The Department of Labor & Industries recently amended the process and published an amended checklist for employers seeking Willful Misrepresentation orders. The Department’s new checklist for reporting Willful Misrepresentation available here. Pursuant to RCW 51.32.240(5), self-insured employers can demand repayment of any benefits induced by willful misrepresentation along with a 50% penalty payable to the Department’s supplemental pension fund so long as the repayment and recoupment of benefits is demanded within three years of the discovery of the worker’s willful misrepresentation. The statute goes on to explain that “willful misrepresentation” includes willful false statements, omissions, or concealment of any material fact. Additionally, Washington Administrative Code 296-14-4121 provides that the term “willful” means a “conscious or deliberate false statement, misrepresentation, omission,… Continue reading

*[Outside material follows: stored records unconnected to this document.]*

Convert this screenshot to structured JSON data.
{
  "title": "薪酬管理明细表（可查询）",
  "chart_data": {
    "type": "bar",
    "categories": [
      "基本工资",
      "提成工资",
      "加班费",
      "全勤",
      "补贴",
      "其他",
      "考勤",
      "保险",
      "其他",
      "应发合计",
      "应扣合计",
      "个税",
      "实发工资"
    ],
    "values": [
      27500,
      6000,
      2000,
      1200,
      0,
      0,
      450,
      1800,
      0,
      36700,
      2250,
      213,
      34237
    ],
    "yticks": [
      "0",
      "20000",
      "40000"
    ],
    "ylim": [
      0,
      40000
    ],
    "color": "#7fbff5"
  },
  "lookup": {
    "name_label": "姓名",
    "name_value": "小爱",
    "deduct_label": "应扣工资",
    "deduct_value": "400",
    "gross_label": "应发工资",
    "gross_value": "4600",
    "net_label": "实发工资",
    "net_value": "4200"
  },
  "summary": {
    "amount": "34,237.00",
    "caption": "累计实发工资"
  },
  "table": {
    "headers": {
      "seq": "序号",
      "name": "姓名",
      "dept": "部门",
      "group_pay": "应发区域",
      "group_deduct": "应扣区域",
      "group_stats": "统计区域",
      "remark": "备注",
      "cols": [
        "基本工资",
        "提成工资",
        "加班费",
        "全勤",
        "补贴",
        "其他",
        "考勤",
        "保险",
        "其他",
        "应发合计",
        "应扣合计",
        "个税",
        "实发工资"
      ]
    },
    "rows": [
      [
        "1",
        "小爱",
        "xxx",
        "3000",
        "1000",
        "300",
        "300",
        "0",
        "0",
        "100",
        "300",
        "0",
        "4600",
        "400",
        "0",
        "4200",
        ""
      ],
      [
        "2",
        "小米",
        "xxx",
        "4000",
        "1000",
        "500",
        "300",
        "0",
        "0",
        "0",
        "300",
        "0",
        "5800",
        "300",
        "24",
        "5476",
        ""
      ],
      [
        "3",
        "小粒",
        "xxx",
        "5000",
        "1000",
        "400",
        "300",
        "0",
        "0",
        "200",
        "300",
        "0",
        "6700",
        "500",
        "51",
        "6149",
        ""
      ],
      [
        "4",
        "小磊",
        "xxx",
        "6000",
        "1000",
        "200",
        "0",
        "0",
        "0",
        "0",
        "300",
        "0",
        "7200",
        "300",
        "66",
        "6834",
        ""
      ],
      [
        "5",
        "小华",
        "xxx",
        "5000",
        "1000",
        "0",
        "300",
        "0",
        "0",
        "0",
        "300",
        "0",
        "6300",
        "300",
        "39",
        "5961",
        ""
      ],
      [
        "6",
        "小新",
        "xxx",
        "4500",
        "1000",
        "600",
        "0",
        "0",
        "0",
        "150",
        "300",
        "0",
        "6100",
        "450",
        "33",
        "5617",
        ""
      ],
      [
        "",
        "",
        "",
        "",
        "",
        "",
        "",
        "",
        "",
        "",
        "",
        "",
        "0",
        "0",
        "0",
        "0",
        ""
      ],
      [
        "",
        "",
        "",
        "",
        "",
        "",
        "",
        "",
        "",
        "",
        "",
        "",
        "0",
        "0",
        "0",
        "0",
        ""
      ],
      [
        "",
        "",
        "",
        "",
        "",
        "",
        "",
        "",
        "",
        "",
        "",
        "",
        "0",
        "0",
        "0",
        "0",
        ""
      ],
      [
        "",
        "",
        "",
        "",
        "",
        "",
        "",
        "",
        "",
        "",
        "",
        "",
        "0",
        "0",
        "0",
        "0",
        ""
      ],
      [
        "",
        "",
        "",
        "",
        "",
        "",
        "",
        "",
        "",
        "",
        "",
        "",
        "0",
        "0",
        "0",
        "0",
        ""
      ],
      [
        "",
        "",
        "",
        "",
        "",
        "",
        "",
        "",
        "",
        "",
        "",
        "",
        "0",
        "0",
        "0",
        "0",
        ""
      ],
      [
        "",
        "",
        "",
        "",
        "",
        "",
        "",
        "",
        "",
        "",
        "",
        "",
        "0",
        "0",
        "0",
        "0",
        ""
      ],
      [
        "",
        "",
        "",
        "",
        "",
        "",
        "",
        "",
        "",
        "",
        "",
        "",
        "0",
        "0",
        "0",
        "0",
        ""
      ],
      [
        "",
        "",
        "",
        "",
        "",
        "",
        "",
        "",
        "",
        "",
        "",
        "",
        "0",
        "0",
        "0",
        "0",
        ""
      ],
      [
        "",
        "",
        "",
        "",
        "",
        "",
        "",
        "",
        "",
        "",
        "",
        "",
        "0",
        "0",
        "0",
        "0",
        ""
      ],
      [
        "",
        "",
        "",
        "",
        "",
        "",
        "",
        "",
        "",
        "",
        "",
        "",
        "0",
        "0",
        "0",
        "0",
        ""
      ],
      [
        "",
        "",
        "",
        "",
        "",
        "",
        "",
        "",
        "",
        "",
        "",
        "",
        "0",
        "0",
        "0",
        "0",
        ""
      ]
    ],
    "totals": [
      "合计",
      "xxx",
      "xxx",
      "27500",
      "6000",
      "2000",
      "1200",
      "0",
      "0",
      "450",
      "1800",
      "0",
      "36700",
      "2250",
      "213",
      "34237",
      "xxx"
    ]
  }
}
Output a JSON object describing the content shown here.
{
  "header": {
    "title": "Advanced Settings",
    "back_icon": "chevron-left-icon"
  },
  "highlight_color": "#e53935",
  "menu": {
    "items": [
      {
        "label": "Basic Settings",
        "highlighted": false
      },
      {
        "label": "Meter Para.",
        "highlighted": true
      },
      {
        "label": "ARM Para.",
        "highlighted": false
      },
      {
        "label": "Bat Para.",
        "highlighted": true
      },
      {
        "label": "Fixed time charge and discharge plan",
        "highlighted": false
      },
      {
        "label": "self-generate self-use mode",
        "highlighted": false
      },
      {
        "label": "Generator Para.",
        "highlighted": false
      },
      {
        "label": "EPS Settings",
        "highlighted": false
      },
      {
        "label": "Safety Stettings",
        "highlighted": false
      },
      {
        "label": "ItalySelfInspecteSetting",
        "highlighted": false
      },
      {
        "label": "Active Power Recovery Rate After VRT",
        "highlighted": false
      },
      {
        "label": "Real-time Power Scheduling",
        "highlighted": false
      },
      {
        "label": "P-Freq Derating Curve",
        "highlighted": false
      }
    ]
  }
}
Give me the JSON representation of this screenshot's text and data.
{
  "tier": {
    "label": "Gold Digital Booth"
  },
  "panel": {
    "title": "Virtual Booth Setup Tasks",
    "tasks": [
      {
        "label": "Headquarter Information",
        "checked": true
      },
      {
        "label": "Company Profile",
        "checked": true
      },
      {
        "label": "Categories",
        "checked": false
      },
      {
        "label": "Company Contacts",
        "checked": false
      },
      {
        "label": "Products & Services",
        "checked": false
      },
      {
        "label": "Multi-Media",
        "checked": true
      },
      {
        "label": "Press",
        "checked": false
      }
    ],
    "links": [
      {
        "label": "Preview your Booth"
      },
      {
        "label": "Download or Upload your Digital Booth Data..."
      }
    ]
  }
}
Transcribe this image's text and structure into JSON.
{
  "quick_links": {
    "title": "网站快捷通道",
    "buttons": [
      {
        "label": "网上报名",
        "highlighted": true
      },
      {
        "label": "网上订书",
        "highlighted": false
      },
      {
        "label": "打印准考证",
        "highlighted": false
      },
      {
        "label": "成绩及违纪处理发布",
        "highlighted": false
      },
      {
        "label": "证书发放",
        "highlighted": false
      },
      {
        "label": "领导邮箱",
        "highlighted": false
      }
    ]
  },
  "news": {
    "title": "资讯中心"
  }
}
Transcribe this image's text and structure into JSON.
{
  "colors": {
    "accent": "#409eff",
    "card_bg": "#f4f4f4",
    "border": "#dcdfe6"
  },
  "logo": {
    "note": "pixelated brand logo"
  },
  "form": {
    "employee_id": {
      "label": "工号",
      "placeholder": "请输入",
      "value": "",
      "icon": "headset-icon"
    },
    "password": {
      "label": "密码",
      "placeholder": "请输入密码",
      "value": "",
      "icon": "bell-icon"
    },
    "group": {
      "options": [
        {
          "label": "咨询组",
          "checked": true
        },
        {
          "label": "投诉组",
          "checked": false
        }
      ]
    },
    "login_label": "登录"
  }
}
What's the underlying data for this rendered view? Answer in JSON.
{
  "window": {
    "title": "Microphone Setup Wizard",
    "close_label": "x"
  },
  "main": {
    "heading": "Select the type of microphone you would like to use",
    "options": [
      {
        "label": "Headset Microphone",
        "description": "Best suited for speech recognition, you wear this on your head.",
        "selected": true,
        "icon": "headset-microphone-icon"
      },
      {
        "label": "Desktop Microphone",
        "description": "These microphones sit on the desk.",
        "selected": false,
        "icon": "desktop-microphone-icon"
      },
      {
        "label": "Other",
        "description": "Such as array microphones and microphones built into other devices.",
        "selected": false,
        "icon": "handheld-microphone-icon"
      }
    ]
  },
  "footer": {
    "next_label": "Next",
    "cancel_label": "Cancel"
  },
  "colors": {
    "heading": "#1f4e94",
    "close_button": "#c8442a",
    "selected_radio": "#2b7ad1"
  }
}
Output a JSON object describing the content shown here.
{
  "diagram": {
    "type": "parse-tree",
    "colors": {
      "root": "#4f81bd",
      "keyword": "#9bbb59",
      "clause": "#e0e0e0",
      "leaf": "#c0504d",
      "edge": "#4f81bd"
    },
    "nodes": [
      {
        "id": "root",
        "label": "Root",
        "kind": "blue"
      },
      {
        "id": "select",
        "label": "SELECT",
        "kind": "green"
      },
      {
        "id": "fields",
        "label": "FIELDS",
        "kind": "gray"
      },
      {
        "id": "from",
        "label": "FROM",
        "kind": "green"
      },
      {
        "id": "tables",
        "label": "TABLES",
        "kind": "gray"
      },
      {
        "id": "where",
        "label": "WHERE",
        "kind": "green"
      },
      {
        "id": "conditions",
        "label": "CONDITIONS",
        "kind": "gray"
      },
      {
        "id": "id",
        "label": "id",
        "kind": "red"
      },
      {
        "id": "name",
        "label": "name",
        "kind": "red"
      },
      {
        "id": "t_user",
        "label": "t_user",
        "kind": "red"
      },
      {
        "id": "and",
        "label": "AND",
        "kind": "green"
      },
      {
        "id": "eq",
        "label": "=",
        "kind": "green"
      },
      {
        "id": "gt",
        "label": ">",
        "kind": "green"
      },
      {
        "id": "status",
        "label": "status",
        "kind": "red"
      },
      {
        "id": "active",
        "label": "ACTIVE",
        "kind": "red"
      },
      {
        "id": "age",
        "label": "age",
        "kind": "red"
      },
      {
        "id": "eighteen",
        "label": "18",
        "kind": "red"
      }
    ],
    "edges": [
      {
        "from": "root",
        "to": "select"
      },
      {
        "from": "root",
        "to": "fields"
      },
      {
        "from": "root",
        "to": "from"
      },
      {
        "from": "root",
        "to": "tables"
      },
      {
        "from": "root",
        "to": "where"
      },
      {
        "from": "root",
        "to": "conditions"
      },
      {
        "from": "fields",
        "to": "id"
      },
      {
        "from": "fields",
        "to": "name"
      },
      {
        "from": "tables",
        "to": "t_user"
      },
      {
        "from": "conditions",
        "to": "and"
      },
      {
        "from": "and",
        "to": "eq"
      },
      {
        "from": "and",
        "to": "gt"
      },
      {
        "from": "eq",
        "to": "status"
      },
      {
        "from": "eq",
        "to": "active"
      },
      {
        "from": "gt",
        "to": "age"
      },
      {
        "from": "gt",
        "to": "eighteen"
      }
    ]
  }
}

On June 7, 2018 the First Responder Presumption, House Bill SB 6214 became law and changed the way workers and employers approach mental health claims filed by firefighters and law enforcement officers throughout the state of Washington. Before the First Responder Presumption, all workers, including first responders, were typically prevented from filing a claim for Post-traumatic Stress Disorder (PTSD) as an occupational disease. The new law changes this rule and carves out an exception for first responders. Now, when a firefighter or law enforcement officer files a claim for PTSD, it is presumed to be an occupational disease unless the employer proves otherwise. In other words, the new law shifts the burden of proof to the employer, who is now… Continue reading